Each will be a high-school senior in the fall, and all have made oral commitments to sign with Florida State. The get-together was highly publicized on an FSU fans’ Web site, Warchant.com, as a way for the recruits to form bonds they hoped would last through their college years.
“We worked out,” Nigel Carr, an outside linebacker at Jacksonville First Coast High School, told Warchant.com. “We also went to Disney, Wet `n Wild and CityWalk. It was just really fun.”
In addition to Williams, Moody and Carr, Avis Commack also was issued a trespass warning, according to the Sheriff’s Office and interviews. All are 17.
Ranked as one of the top 10 high-school wide receivers in the nation, Commack attends First Coast High School.
The fifth player, Moses McCray, 17, of Hillsborough High School in Tampa, said he left before Disney issued the trespass warnings and was not banned.
After dinner Friday, Williams’ mother and stepfather drove the five teens to Downtown Disney so they could look around and enjoy the evening. Williams’ mother is a supervisor at Walt Disney World’s Polynesian Resort.
The parents’ cell phone rang about midnight. It was Vincent, upset and asking them to come as soon as possible to take him and his friends home.
“They’re harassing us. They’re being nasty to us,” Nugent remembered his stepson saying about being approached by more than a dozen Disney security guards and Orange County deputies.

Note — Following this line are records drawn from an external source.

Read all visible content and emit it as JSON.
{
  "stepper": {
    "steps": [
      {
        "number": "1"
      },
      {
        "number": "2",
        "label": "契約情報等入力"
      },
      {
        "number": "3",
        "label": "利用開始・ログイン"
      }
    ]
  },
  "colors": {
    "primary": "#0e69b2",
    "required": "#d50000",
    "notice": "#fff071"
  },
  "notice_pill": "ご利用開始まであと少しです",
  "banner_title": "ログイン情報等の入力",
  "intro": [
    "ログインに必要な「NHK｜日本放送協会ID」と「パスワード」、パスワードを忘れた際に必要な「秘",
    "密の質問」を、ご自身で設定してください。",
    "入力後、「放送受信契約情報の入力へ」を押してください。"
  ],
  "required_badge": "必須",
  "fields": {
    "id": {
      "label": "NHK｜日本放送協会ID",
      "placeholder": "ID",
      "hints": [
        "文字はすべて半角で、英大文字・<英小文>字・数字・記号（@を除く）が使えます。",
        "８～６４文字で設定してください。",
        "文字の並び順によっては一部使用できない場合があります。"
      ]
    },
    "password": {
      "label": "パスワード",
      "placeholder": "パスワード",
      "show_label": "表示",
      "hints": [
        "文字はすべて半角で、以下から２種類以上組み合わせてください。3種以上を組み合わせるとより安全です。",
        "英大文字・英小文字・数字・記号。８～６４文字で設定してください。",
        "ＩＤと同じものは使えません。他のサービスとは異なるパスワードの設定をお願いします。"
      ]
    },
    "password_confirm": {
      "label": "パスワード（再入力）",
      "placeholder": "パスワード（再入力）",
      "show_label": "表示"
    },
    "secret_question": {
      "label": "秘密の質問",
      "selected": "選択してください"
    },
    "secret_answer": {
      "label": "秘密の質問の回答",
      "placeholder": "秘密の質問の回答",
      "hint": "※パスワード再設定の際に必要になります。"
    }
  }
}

According to sheriff’s Cmdr. Larry Krantz, who supervised the off-duty deputies working at Downtown Disney last weekend, Disney security officers said they spoke to the football players several times during the evening.
At one point, the teens tried to enter the Pleasure Island complex of nightclubs after 11 p.m. when entry switches to those 21 and older. They declined to go to the movies as suggested and said they were at Downtown Disney to pick up girls, Krantz said he was told.
From his own observations, he said, the athletes were not aggressive or rude, but he understood that at least one made “kind of smart remarks” to Disney security.
At one point, they asked why no Puerto Rican or white teens were being asked to leave, Krantz said. Then, a white teen and a Hispanic teen were brought in, and all the teens started slapping “high-fives” and joking, he said.
McCray, a 6-foot-2-inch, 268-pound defensive tackle, said the group had been sitting on a bench after leaving Pleasure Island when a number of security guards and deputies approached them. That’s when he left, he said.
Commack said he and his friends were “just chilling together” at Downtown Disney and that they thought they were followed “because we were a group of black kids they assumed were out to make trouble.”
Sheriff’s spokesman Capt. Mark Strobridge said Tuesday evening that the agency works closely with Walt Disney security to identify and remove anyone causing problems at the theme parks and Downtown Disney.
“The feedback we have received is that many of the guests have been happy with our presence,” Strobridge said.
Nugent, Vincent Williams’ stepfather, defended the players by saying they are all good kids as well as hardworking, outstanding athletes.
“Is it because they’re all over 6 feet tall and black?” asked Nugent, who is white. “I want the trespass warnings dropped so the kids can visit Disney if they want. And an apology would be nice.”
(Orlando Sentinel correspondent Mike Huguenin contributed to this report.)